What you will do:
In the copy you make of the entries, no picture should appear, and every word must match.

Records supplied:

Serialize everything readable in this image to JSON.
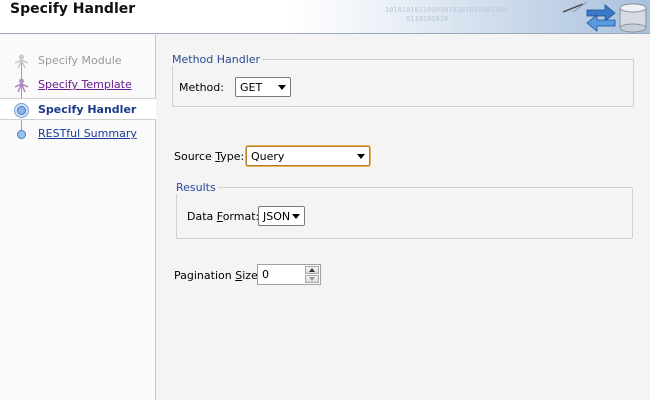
{
  "header": {
    "title": "Specify  Handler",
    "binary_decoration": "10101010110101010101010101101\n     0110101010"
  },
  "steps": [
    {
      "label": "Specify Module",
      "state": "disabled"
    },
    {
      "label": "Specify Template",
      "state": "visited"
    },
    {
      "label": "Specify  Handler",
      "state": "current"
    },
    {
      "label": "RESTful Summary",
      "state": "link"
    }
  ],
  "method_handler": {
    "legend": "Method Handler",
    "method_label": "Method:",
    "method_value": "GET"
  },
  "source_type": {
    "label_prefix": "Source ",
    "label_mnemonic": "T",
    "label_suffix": "ype:",
    "value": "Query"
  },
  "results": {
    "legend": "Results",
    "format_label_prefix": "Data ",
    "format_label_mnemonic": "F",
    "format_label_suffix": "ormat:",
    "format_value": "JSON"
  },
  "pagination": {
    "label_prefix": "Pagination ",
    "label_mnemonic": "S",
    "label_suffix": "ize:",
    "value": "0"
  },
  "colors": {
    "legend_blue": "#2a4a9a",
    "current_step": "#1a3a8a",
    "visited_step": "#6a1a8a",
    "focus_orange": "#e8b45a"
  }
}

Solution for this task:
Serialize everything readable in this image to JSON.
{
  "header": {
    "title": "Specify  Handler",
    "binary_decoration": "10101010110101010101010101101\n     0110101010"
  },
  "steps": [
    {
      "label": "Specify Module",
      "state": "disabled"
    },
    {
      "label": "Specify Template",
      "state": "visited"
    },
    {
      "label": "Specify  Handler",
      "state": "current"
    },
    {
      "label": "RESTful Summary",
      "state": "link"
    }
  ],
  "method_handler": {
    "legend": "Method Handler",
    "method_label": "Method:",
    "method_value": "GET"
  },
  "source_type": {
    "label_prefix": "Source ",
    "label_mnemonic": "T",
    "label_suffix": "ype:",
    "value": "Query"
  },
  "results": {
    "legend": "Results",
    "format_label_prefix": "Data ",
    "format_label_mnemonic": "F",
    "format_label_suffix": "ormat:",
    "format_value": "JSON"
  },
  "pagination": {
    "label_prefix": "Pagination ",
    "label_mnemonic": "S",
    "label_suffix": "ize:",
    "value": "0"
  },
  "colors": {
    "legend_blue": "#2a4a9a",
    "current_step": "#1a3a8a",
    "visited_step": "#6a1a8a",
    "focus_orange": "#e8b45a"
  }
}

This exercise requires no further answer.